** Opening Task material block **
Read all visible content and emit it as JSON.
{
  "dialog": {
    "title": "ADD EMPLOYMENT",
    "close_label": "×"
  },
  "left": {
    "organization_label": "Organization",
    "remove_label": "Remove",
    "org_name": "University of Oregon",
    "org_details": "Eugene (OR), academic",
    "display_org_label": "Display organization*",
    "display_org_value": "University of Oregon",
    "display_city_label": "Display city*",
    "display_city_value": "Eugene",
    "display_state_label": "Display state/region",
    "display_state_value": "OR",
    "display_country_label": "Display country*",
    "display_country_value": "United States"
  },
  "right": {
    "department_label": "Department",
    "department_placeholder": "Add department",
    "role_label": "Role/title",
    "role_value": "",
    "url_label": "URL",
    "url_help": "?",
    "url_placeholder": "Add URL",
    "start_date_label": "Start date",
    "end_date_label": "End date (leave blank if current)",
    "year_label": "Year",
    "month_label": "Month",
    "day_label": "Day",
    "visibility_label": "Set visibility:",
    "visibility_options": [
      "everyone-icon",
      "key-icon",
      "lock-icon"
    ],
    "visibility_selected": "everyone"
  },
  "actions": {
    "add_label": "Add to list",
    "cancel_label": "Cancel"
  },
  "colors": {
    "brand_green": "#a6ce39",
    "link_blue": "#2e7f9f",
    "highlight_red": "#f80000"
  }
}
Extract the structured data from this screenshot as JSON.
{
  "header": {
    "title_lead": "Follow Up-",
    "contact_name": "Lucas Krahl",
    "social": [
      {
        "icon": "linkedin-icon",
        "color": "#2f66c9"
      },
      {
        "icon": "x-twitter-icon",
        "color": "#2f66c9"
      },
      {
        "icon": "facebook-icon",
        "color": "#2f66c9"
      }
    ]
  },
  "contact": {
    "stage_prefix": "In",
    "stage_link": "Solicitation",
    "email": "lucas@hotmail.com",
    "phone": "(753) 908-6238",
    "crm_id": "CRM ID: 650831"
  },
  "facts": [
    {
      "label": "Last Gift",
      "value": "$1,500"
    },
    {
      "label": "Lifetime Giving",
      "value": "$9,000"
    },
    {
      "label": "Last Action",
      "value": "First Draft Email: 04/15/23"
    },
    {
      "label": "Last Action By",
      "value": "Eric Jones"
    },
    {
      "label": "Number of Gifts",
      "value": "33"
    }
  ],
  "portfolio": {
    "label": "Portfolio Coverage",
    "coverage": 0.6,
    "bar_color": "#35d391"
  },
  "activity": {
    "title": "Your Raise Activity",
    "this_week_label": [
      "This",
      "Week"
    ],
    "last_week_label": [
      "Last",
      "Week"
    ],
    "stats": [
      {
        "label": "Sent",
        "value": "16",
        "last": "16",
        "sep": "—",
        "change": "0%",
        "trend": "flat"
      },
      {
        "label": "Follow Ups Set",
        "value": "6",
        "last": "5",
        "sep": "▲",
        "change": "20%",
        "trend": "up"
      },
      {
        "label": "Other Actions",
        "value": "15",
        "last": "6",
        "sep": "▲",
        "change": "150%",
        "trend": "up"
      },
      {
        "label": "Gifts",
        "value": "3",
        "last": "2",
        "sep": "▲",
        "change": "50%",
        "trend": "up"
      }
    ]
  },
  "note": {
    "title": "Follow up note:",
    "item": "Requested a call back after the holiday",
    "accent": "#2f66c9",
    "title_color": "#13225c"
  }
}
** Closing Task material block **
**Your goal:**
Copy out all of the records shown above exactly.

**Expected answer:**
Read all visible content and emit it as JSON.
{
  "dialog": {
    "title": "ADD EMPLOYMENT",
    "close_label": "×"
  },
  "left": {
    "organization_label": "Organization",
    "remove_label": "Remove",
    "org_name": "University of Oregon",
    "org_details": "Eugene (OR), academic",
    "display_org_label": "Display organization*",
    "display_org_value": "University of Oregon",
    "display_city_label": "Display city*",
    "display_city_value": "Eugene",
    "display_state_label": "Display state/region",
    "display_state_value": "OR",
    "display_country_label": "Display country*",
    "display_country_value": "United States"
  },
  "right": {
    "department_label": "Department",
    "department_placeholder": "Add department",
    "role_label": "Role/title",
    "role_value": "",
    "url_label": "URL",
    "url_help": "?",
    "url_placeholder": "Add URL",
    "start_date_label": "Start date",
    "end_date_label": "End date (leave blank if current)",
    "year_label": "Year",
    "month_label": "Month",
    "day_label": "Day",
    "visibility_label": "Set visibility:",
    "visibility_options": [
      "everyone-icon",
      "key-icon",
      "lock-icon"
    ],
    "visibility_selected": "everyone"
  },
  "actions": {
    "add_label": "Add to list",
    "cancel_label": "Cancel"
  },
  "colors": {
    "brand_green": "#a6ce39",
    "link_blue": "#2e7f9f",
    "highlight_red": "#f80000"
  }
}
Extract the structured data from this screenshot as JSON.
{
  "header": {
    "title_lead": "Follow Up-",
    "contact_name": "Lucas Krahl",
    "social": [
      {
        "icon": "linkedin-icon",
        "color": "#2f66c9"
      },
      {
        "icon": "x-twitter-icon",
        "color": "#2f66c9"
      },
      {
        "icon": "facebook-icon",
        "color": "#2f66c9"
      }
    ]
  },
  "contact": {
    "stage_prefix": "In",
    "stage_link": "Solicitation",
    "email": "lucas@hotmail.com",
    "phone": "(753) 908-6238",
    "crm_id": "CRM ID: 650831"
  },
  "facts": [
    {
      "label": "Last Gift",
      "value": "$1,500"
    },
    {
      "label": "Lifetime Giving",
      "value": "$9,000"
    },
    {
      "label": "Last Action",
      "value": "First Draft Email: 04/15/23"
    },
    {
      "label": "Last Action By",
      "value": "Eric Jones"
    },
    {
      "label": "Number of Gifts",
      "value": "33"
    }
  ],
  "portfolio": {
    "label": "Portfolio Coverage",
    "coverage": 0.6,
    "bar_color": "#35d391"
  },
  "activity": {
    "title": "Your Raise Activity",
    "this_week_label": [
      "This",
      "Week"
    ],
    "last_week_label": [
      "Last",
      "Week"
    ],
    "stats": [
      {
        "label": "Sent",
        "value": "16",
        "last": "16",
        "sep": "—",
        "change": "0%",
        "trend": "flat"
      },
      {
        "label": "Follow Ups Set",
        "value": "6",
        "last": "5",
        "sep": "▲",
        "change": "20%",
        "trend": "up"
      },
      {
        "label": "Other Actions",
        "value": "15",
        "last": "6",
        "sep": "▲",
        "change": "150%",
        "trend": "up"
      },
      {
        "label": "Gifts",
        "value": "3",
        "last": "2",
        "sep": "▲",
        "change": "50%",
        "trend": "up"
      }
    ]
  },
  "note": {
    "title": "Follow up note:",
    "item": "Requested a call back after the holiday",
    "accent": "#2f66c9",
    "title_color": "#13225c"
  }
}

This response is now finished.